§ WORK REQUIRED
Some lines below hold "icon". Pick them out and copy them.

§ SUPPLIED RECORDS
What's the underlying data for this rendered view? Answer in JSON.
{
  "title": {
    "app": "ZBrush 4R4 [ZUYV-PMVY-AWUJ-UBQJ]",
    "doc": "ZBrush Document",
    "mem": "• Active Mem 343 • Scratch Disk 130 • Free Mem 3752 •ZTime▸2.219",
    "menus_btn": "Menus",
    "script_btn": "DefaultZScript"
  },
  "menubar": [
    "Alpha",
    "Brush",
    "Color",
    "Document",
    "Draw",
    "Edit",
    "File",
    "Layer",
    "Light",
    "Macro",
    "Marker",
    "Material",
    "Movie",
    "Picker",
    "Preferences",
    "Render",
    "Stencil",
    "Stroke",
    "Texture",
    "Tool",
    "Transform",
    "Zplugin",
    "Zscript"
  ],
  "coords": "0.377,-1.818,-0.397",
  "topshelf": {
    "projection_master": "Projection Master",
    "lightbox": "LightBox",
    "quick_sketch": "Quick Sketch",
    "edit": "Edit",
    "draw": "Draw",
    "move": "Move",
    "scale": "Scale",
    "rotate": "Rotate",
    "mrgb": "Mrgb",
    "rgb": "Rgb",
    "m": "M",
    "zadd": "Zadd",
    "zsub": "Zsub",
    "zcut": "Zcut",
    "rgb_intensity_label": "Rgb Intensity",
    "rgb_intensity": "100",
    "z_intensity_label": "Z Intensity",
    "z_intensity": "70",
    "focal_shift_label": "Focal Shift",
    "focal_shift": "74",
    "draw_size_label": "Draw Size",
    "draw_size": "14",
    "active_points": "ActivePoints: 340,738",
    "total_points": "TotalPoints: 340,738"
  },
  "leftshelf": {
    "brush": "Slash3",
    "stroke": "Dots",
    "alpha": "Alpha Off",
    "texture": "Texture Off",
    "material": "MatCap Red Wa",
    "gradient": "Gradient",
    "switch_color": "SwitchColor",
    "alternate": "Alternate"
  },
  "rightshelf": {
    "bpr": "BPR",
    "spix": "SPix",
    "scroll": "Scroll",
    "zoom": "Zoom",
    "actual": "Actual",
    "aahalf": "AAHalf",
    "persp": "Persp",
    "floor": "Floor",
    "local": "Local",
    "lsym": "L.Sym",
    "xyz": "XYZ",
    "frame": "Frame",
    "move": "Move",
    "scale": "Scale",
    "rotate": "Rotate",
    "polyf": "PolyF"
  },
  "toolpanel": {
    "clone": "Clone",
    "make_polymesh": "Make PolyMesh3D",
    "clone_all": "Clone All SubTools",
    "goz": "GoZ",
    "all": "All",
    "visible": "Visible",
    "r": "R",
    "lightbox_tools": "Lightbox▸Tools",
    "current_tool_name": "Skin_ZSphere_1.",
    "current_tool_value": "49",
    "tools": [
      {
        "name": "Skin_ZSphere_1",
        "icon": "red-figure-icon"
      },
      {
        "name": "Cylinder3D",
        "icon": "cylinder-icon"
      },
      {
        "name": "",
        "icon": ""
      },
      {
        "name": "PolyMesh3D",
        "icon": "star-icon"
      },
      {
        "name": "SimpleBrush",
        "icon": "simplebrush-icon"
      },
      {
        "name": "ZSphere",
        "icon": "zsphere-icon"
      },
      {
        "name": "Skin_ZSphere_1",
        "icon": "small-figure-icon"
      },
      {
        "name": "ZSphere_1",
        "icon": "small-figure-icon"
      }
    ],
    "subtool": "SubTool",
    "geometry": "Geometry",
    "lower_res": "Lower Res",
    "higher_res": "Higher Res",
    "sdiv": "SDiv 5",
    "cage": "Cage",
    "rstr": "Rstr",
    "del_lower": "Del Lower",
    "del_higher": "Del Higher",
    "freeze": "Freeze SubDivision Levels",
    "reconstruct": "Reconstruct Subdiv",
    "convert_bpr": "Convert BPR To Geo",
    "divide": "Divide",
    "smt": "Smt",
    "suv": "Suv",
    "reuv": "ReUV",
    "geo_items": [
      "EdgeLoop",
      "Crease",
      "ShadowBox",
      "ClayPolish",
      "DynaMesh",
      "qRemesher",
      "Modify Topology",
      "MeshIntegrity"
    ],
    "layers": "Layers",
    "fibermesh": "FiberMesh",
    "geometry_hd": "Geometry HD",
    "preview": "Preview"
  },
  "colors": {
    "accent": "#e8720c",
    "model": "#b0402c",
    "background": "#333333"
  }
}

§ EXPECTED ANSWER
        "icon": "red-figure-icon"
        "icon": "cylinder-icon"
        "icon": ""
        "icon": "star-icon"
        "icon": "simplebrush-icon"
        "icon": "zsphere-icon"
        "icon": "small-figure-icon"
        "icon": "small-figure-icon"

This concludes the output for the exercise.